Ashley Olson spent part of Father's Day at Ken Mercer Sports Park next to a memorial stone that bears her dad's name.
Jim Olson, a Pleasanton landscaper and popular youth sports coach, was killed in the summer of 1998 in a horrific car accident on a Nevada freeway as the family was driving home to Pleasanton. Ashley was thrown from the vehicle and paralyzed from the waist down. Her mother Elaine and younger sister Lori were injured and have recovered. An older sister, Kristina, was attending summer school and had skipped the trip.
June 9 was Jim's birthday, and Ashley was there to see for the first time a new wheelchair-accessible ramp built at her request to ease her trip to the memorial. She was there again Sunday to remember him on Father's Day.
She told me that there are 525,600 minutes in a year, and she spends about 200 of them at the memorial rock where her father's name is inscribed.
"Time is precious as we all know," she said. "Although my time at the memorial is short, its impact is undefinable, as is my father's presence. My father loved this place unselfishly, which is an understatement, and his legacy is a reminder that no matter who or where you are, you can serve others for the betterment of all."
I last interviewed Ashley in 2002 on the campus of the University of Southern California, where she was starting her freshman year. She was outside Pardee Tower, her dormitory that was one of the few buildings at USC fully furnished and equipped for those in wheelchairs.
She talked about her challenges, her fond memories of Pleasanton and the support she received, and her future. She was determined then to dedicate her life to helping those with disabilities and always mindful of her father's commitment to working to improve the athletic skills of those in youth sports.
Now living in San Ramon, she manages a website (www.wheelchairtraveling.com) that has become a prime resource for the disabled, especially those in wheelchairs. Now also on Facebook with colorful photos, many taken by Ashley, it tells those who are paralyzed, who must use walkers or who are frail, suffering from other physical handicaps or temporarily sidelined from hiking and walking with their families where to travel, traverse pathways in local, state and national parks, have an easier time boarding and traveling in planes and otherwise enjoy life the best they can in today's mobile world.
Through her work with the National Park Service and many state park systems, Ashley also has made park management and rangers aware of accessibility problems on their turfs. In a recent trip to a Georgia State Park, she found a popular trail -- listed and marked as wheelchair accessible -- had partially collapsed into inches of soggy sand during recent rains. It was fixed quickly because of Ashley's complaint.

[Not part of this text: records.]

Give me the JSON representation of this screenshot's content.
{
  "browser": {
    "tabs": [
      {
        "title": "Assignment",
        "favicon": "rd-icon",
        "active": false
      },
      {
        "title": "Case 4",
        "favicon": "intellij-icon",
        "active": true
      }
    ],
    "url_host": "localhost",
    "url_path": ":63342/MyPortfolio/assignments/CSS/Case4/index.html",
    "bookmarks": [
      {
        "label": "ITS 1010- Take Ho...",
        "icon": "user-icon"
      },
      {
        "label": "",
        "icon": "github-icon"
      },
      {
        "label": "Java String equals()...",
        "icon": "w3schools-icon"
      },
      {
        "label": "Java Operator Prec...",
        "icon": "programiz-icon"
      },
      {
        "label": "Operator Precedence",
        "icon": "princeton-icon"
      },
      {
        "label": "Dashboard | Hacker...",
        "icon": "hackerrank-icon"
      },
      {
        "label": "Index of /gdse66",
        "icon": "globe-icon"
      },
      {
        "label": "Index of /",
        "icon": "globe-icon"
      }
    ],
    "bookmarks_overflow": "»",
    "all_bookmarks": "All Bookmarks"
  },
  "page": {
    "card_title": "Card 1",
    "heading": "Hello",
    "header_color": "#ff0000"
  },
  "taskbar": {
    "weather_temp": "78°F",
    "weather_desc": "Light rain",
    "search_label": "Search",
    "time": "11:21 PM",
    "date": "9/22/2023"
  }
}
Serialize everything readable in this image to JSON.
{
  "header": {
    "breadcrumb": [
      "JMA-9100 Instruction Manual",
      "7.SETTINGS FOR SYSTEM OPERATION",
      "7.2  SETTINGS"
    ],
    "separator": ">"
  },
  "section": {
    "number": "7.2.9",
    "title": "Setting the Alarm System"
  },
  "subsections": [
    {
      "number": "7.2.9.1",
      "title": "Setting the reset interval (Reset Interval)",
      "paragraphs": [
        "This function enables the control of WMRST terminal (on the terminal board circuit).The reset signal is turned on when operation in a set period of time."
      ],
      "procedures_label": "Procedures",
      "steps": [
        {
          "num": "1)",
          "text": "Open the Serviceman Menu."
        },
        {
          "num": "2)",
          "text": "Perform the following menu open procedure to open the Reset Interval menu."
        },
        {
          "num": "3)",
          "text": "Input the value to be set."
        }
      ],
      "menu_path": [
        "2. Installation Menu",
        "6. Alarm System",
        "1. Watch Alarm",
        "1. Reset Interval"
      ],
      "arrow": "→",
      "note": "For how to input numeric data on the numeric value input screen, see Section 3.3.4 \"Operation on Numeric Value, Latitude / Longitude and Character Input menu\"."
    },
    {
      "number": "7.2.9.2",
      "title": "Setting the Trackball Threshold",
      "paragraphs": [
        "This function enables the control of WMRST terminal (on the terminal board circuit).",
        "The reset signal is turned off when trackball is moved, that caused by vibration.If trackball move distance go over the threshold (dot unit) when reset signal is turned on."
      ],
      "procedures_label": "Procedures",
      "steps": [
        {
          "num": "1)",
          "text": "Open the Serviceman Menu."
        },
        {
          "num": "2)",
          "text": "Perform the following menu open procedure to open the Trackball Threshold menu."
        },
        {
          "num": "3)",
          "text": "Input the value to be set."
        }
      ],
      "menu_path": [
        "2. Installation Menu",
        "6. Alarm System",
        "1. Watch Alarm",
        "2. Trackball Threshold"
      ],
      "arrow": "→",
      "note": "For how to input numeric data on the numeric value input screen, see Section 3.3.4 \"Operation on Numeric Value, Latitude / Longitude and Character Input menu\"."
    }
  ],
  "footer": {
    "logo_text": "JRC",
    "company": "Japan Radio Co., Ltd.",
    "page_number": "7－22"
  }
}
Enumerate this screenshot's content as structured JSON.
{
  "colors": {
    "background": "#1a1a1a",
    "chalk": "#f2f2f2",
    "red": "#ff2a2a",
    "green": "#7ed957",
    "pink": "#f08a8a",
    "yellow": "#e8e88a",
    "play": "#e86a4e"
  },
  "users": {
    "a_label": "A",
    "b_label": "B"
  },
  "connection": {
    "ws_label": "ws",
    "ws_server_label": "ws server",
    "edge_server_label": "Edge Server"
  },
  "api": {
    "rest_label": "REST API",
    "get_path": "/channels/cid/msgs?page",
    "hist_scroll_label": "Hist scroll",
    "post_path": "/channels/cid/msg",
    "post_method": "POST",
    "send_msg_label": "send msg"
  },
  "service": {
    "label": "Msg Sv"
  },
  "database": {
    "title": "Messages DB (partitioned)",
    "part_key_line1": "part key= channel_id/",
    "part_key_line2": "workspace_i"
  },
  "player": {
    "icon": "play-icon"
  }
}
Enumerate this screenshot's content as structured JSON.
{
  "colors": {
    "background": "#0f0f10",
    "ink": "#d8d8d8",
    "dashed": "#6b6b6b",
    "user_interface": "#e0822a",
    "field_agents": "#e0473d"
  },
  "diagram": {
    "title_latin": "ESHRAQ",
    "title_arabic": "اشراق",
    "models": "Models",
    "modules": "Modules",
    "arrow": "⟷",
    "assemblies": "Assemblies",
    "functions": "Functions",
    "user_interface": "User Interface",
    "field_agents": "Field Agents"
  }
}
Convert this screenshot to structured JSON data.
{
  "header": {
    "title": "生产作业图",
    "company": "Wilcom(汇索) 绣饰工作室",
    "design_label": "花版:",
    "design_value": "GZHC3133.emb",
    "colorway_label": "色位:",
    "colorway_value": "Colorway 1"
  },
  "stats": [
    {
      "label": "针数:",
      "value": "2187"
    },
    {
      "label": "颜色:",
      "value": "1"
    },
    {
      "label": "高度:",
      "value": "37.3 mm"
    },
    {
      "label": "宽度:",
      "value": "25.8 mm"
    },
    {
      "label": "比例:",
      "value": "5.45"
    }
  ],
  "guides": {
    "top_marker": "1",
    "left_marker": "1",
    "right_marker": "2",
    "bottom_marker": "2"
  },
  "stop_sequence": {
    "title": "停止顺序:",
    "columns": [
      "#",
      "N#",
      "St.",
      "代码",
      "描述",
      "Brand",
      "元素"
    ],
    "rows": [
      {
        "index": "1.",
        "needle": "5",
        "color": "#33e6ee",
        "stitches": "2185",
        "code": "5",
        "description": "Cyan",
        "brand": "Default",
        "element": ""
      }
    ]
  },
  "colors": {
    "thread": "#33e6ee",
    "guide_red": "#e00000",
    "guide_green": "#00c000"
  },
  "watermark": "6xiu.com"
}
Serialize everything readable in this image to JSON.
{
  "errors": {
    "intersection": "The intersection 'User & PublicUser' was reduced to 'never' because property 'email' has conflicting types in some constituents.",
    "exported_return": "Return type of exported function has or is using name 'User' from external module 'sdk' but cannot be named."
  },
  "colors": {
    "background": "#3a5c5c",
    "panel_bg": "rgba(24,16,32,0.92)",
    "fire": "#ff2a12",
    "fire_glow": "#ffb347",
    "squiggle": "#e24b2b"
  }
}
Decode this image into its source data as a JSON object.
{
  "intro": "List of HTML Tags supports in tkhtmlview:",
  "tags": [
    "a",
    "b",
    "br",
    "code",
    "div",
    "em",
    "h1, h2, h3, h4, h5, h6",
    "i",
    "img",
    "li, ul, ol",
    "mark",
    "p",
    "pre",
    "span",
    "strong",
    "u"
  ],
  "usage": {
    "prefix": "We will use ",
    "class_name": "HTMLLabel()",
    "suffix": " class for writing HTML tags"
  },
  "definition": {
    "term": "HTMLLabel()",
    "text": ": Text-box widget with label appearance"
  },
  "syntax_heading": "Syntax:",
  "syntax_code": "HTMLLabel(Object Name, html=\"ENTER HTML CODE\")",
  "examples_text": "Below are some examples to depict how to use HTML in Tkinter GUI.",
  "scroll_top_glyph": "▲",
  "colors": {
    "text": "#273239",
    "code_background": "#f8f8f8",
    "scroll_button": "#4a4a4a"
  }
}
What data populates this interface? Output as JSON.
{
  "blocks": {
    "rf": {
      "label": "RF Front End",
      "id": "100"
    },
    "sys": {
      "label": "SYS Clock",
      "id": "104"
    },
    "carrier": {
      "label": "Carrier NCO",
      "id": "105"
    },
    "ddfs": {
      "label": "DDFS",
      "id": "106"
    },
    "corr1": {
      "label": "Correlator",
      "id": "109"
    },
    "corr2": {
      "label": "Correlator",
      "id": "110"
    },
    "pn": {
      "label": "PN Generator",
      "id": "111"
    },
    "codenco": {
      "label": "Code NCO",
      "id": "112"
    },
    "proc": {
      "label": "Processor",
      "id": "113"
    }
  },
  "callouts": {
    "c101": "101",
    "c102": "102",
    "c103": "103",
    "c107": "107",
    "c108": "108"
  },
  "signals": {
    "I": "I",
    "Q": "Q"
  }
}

She's found other trails that are marked paved and accessible not quite so friendly. Heading up one trail in her arm-driven wheelchair, she found the paved path heading up a 22-degree slope not really accessible, except for powered wheelchairs or those with exceptionally strong arms. Yosemite is her favorite park, with well-marked, wheelchair-accessible trails and level campsites for campers and restaurants and nighttime entertainment all available on flat land. There, everyone can enjoy the park, whether walkers or in wheelchairs.
Asked why she still uses a manually driven chair, Ashley points to a friend's motorized one, which is about twice the size and difficult to navigate in a San Ramon condo like hers or to take on her frequent trips to report on accessible public places. She is considering a Firefly, a bike-like wheelchair attachment with a battery motor. Once she has saved the $300 it costs, she'll order one.